== HOW TO COMPLETE THIS TASK ==
Copy each line that includes the string "description" from the material into your answer.

== EXERCISE DATA ==
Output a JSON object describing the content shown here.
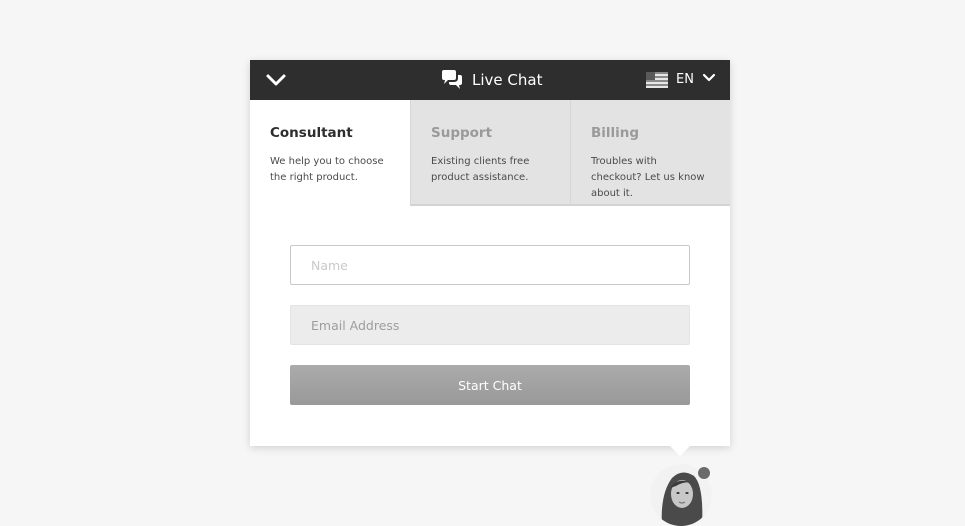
{
  "header": {
    "title": "Live Chat",
    "language": "EN",
    "collapse_icon": "chevron-down-icon",
    "chat_icon": "chat-bubbles-icon",
    "flag_icon": "us-flag-icon",
    "background_color": "#2e2e2e"
  },
  "tabs": [
    {
      "title": "Consultant",
      "description": "We help you to choose the right product.",
      "active": true
    },
    {
      "title": "Support",
      "description": "Existing clients free product assistance.",
      "active": false
    },
    {
      "title": "Billing",
      "description": "Troubles with checkout? Let us know about it.",
      "active": false
    }
  ],
  "form": {
    "name": {
      "placeholder": "Name",
      "value": ""
    },
    "email": {
      "placeholder": "Email Address",
      "value": ""
    },
    "submit_label": "Start Chat"
  },
  "agent": {
    "avatar_icon": "agent-avatar",
    "status_color": "#6b6b6b"
  }
}
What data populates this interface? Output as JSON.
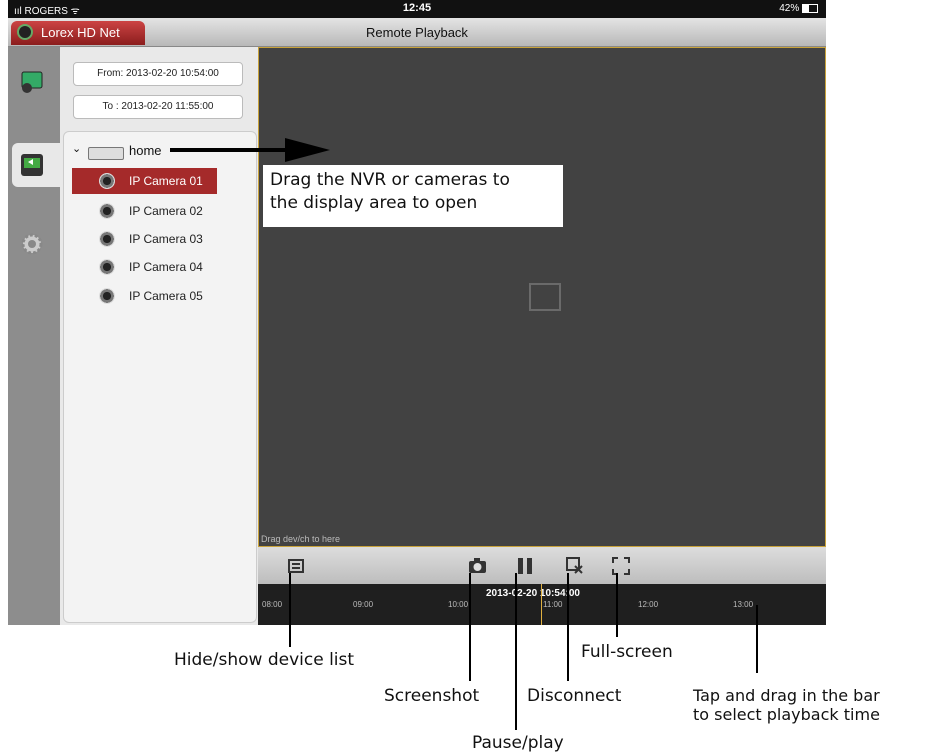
{
  "status_bar": {
    "carrier": "ııl ROGERS ᯤ",
    "time": "12:45",
    "battery": "42%"
  },
  "app": {
    "tab_name": "Lorex HD Net",
    "screen_title": "Remote Playback"
  },
  "time_range": {
    "from": "From: 2013-02-20 10:54:00",
    "to": "To  : 2013-02-20 11:55:00"
  },
  "device_tree": {
    "root": "home",
    "cameras": [
      "IP Camera 01",
      "IP Camera 02",
      "IP Camera 03",
      "IP Camera 04",
      "IP Camera 05"
    ],
    "selected_index": 0
  },
  "video_area": {
    "hint": "Drag dev/ch to here"
  },
  "timeline": {
    "current": "2013-02-20 10:54:00",
    "ticks": [
      "08:00",
      "09:00",
      "10:00",
      "11:00",
      "12:00",
      "13:00"
    ]
  },
  "annotations": {
    "drag_note_line1": "Drag the NVR or cameras to",
    "drag_note_line2": "the display area to open",
    "hide_show": "Hide/show device list",
    "screenshot": "Screenshot",
    "pause_play": "Pause/play",
    "disconnect": "Disconnect",
    "full_screen": "Full-screen",
    "tap_drag_line1": "Tap and drag in the bar",
    "tap_drag_line2": "to select playback time"
  },
  "icons": [
    "monitor-icon",
    "playback-icon",
    "settings-icon",
    "device-list-icon",
    "camera-icon",
    "pause-icon",
    "disconnect-icon",
    "fullscreen-icon"
  ],
  "colors": {
    "accent": "#a52a2a",
    "video_bg": "#424242",
    "timeline_bg": "#1f1f1f",
    "cursor": "#e0b040"
  }
}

== SOLUTION BELOW ==
      "description": "We help you to choose the right product.",
      "description": "Existing clients free product assistance.",
      "description": "Troubles with checkout? Let us know about it.",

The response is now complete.